Dada came out of the craziness of World War One. "The birth of Dada was not the beginning of art but of disgust." Surrealism tried to systematize Dada's anarchy into an artistic blend of ... See full summary »
Dada came out of the craziness of World War One. "The birth of Dada was not the beginning of art but of disgust." Surrealism tried to systematize Dada's anarchy into an artistic blend of Freudian psychoanalysis and Marxist provocation. In the interests of conquering the irrational, Salvador Dali opened exhibitions dressed in a diving suit, Marcel Duchamp turned himself into woman, Benjamin Peret assaulted priests, and Yves Tanguy ate spiders. Andre Breton, nicknamed "the Pope of Surrealism", led an inspired gang of artists, lunatics and writers. By the 1950s they were denouncing each other for betraying the movement, but their ideas had infected Hollywood, advertising agencies and were turning up as TV humor and album covers. Written by
Two hour documentary on the Dada and Surrealist art movement
I cut this movie for the Arts Council of Great Britain in Sept. to November 1978. It was my first full film as an editor. It attempts to put on film the history of Dada and Surrealism using stills, contemporary film footage, television interviews (Marcel Duchamp was particularly charming, erudite and sly with his young female interviewer). As a film it fails. It becomes a book on film, and not what I had hoped it would be; a cinematic opening out of a widely known but little understood influence on 20th century western culture. Like many editors, I fought with Mick Gold the director to bring this about. Mick had managed to extract the largest budget to date from the Arts Council of Great Britain, allowing trips to various capitals around the world to shoot his story. He was unmoved by my attempts to restructure his paper script into a movie, He was the director, and I was the editor. Looking and listening to it now, I have a copy on Cassette, it is slow, ponderous, (especially the acted bits) and pompous, which only the hilarious sound poems of Kurt Schwitters manages to cut through. But still worth a look .

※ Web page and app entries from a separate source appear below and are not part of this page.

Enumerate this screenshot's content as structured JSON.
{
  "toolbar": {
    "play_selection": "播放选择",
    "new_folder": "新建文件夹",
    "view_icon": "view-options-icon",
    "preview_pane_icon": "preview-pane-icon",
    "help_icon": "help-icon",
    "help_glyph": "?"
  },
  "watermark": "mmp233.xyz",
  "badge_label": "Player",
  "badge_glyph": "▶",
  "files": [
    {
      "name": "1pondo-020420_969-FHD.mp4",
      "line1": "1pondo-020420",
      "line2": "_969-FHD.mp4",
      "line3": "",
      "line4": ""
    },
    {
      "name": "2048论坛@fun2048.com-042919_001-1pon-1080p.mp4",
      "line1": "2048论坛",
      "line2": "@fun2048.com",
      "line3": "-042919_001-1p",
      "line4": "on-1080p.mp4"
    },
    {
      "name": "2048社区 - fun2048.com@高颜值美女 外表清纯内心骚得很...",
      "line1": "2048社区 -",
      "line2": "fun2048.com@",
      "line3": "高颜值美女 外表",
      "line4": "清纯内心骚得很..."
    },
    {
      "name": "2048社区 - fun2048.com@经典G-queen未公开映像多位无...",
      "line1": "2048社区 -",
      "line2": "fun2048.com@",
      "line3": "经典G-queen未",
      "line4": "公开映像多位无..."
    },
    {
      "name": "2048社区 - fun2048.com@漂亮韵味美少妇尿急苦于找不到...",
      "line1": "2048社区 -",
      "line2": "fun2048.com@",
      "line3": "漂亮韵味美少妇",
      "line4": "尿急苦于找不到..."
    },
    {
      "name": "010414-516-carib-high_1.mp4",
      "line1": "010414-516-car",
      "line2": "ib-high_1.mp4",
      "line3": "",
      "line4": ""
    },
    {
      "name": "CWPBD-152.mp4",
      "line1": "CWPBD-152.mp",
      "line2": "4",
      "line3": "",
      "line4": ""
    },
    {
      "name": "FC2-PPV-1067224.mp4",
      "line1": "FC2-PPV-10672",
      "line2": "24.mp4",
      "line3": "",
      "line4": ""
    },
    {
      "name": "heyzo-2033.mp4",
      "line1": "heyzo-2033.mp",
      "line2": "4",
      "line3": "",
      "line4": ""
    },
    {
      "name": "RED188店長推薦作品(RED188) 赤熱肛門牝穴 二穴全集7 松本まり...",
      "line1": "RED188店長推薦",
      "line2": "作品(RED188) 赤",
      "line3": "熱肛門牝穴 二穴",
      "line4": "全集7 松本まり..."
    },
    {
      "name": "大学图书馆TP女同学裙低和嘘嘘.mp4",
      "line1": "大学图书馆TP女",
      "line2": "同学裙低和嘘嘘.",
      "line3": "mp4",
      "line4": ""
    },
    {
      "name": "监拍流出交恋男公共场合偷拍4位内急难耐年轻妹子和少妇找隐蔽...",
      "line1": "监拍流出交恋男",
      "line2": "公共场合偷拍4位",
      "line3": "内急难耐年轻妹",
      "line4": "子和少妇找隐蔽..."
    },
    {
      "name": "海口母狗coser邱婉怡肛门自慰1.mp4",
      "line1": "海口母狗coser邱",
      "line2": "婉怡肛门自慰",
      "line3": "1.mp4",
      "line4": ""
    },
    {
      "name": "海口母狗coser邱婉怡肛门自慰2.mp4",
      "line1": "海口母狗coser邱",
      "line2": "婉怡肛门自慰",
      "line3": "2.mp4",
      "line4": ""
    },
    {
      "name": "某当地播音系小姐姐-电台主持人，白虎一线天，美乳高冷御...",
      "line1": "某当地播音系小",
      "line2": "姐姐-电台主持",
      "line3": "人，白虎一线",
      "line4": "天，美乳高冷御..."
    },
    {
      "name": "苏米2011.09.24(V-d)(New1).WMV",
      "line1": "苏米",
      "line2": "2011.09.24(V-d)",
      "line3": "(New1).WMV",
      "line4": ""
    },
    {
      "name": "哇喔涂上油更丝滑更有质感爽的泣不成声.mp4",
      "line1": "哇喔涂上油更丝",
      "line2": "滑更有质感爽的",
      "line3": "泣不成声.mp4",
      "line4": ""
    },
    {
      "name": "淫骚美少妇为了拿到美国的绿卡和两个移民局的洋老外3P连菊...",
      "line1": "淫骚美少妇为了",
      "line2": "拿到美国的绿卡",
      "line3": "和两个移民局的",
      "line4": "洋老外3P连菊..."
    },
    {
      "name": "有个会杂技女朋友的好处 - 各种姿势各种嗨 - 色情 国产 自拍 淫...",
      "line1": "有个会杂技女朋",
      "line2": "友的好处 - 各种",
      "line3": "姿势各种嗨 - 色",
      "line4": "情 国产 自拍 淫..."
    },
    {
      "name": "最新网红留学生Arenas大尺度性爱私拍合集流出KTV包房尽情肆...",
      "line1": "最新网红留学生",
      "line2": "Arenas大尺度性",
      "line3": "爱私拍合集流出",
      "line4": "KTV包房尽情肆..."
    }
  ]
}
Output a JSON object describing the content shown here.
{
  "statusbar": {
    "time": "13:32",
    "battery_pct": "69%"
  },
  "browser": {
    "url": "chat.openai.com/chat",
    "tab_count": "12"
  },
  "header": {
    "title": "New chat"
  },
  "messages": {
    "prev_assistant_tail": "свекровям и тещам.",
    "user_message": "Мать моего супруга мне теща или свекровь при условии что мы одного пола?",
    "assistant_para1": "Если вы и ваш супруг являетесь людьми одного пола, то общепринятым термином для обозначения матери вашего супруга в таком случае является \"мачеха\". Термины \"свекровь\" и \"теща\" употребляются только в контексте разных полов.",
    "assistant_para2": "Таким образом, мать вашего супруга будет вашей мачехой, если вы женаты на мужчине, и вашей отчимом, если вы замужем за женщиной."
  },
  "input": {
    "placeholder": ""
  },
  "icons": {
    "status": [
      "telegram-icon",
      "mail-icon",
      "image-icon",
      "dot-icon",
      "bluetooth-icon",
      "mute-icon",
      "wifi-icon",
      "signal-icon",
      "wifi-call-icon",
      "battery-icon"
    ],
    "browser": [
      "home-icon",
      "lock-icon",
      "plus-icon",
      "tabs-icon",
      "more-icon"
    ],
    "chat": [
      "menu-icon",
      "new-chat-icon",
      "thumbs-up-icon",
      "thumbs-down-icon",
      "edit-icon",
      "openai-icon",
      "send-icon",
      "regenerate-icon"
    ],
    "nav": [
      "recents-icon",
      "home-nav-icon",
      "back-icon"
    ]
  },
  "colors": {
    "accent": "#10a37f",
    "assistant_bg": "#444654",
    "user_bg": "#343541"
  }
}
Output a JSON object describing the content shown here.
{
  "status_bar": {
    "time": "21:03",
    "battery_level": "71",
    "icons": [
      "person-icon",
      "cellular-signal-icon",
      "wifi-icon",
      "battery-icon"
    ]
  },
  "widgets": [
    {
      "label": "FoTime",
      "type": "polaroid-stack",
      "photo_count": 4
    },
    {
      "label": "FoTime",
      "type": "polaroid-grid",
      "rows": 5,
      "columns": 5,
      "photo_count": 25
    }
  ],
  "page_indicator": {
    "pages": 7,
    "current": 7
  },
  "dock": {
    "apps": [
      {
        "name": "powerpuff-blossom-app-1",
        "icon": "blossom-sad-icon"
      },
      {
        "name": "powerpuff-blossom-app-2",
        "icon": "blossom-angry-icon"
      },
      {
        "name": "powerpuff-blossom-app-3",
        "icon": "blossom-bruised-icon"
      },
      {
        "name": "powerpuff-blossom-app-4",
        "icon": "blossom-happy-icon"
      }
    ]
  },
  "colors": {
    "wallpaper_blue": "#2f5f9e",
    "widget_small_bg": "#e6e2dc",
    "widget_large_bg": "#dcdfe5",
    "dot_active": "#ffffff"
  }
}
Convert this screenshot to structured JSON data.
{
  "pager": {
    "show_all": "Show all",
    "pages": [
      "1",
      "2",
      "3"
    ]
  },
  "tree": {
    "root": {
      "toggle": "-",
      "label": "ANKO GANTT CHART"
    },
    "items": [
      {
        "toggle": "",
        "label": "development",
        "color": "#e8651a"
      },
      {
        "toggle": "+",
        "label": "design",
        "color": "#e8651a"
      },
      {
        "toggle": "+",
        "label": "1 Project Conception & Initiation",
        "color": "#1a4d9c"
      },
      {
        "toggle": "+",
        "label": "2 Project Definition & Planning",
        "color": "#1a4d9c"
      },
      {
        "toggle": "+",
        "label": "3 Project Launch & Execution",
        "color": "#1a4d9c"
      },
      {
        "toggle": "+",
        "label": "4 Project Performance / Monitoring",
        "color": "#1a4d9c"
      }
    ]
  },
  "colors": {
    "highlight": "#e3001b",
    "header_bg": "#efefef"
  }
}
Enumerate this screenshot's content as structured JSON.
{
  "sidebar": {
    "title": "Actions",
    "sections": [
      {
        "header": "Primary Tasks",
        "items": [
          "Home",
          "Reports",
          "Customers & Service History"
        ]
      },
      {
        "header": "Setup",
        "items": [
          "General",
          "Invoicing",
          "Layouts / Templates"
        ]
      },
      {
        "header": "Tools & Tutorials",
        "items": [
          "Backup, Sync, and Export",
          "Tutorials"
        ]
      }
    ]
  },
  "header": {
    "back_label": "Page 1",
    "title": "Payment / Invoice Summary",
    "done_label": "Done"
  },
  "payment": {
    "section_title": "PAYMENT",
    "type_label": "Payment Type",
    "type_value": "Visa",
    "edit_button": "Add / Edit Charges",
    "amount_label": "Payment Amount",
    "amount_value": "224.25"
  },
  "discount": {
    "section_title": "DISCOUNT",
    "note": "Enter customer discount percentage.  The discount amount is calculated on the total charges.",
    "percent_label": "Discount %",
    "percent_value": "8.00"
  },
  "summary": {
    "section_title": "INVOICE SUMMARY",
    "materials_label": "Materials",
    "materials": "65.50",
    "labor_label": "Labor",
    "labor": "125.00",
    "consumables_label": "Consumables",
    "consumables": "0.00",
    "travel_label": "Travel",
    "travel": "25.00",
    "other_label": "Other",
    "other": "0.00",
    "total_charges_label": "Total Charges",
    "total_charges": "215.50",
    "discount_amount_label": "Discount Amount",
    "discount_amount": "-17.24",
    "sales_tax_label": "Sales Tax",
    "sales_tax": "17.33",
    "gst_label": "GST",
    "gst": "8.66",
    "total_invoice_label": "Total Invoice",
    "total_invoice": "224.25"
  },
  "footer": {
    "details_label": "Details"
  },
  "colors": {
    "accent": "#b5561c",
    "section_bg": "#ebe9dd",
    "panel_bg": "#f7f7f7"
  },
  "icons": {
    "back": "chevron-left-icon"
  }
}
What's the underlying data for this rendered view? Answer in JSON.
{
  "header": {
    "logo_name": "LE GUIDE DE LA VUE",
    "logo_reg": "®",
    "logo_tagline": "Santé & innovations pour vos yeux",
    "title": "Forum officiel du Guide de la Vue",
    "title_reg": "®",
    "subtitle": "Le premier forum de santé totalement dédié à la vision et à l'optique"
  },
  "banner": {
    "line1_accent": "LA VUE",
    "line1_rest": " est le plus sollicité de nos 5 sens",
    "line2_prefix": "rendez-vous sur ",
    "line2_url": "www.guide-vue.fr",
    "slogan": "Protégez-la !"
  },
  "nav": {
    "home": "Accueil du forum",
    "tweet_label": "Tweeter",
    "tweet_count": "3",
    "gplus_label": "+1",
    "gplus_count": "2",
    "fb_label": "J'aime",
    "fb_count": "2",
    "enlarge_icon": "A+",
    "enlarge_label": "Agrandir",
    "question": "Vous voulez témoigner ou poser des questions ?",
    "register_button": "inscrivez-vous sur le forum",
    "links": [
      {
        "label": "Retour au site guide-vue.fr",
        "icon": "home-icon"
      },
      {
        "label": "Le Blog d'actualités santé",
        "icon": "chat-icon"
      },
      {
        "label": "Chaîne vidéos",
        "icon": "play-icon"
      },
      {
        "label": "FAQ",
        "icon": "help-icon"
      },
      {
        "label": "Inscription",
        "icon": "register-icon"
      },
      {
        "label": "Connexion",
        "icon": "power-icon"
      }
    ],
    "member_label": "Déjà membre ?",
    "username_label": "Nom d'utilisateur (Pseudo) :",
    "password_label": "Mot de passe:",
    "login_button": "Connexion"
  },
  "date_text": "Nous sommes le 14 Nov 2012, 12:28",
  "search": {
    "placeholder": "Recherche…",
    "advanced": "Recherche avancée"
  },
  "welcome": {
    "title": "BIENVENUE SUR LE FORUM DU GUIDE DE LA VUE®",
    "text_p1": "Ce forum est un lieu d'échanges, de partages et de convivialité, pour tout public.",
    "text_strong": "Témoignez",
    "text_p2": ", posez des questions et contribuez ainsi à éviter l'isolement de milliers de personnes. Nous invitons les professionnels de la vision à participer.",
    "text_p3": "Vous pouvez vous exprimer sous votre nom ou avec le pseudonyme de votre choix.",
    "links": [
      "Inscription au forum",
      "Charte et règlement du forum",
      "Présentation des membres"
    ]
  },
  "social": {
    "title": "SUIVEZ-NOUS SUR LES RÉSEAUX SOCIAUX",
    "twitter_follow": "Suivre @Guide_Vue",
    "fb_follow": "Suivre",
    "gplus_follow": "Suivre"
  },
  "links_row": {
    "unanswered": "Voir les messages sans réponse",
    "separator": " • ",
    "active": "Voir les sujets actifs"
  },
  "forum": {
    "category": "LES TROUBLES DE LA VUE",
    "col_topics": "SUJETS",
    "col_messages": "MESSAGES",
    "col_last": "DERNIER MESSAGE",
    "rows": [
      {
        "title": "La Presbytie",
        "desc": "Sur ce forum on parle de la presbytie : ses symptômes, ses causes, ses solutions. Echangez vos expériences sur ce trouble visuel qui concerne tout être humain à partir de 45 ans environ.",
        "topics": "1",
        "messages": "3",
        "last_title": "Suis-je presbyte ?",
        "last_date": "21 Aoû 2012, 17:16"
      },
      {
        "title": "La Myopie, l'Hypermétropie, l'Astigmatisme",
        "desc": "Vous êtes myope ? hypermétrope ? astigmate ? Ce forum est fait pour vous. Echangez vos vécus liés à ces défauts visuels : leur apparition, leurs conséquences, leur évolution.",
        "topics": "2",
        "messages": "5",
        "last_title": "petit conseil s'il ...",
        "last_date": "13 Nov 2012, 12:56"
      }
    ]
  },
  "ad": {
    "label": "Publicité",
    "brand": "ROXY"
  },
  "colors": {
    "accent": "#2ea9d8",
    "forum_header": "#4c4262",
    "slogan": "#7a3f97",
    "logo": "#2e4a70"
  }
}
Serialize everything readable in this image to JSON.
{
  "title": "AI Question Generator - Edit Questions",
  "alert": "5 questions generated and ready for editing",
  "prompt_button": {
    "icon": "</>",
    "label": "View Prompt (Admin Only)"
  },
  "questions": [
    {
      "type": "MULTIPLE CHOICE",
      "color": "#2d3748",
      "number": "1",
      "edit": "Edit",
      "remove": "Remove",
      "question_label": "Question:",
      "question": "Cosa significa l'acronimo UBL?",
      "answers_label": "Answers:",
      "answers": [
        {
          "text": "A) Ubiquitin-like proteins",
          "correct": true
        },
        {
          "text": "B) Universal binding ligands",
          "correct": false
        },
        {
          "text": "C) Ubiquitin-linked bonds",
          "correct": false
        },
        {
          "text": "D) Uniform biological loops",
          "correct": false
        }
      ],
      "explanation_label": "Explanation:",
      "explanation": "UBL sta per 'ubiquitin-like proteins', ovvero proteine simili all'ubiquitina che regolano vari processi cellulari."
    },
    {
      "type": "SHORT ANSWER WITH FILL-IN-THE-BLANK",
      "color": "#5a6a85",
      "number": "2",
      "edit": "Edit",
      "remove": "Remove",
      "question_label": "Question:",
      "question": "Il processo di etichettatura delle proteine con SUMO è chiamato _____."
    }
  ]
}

4 of 9 people found this review helpful.
Was this review helpful to you?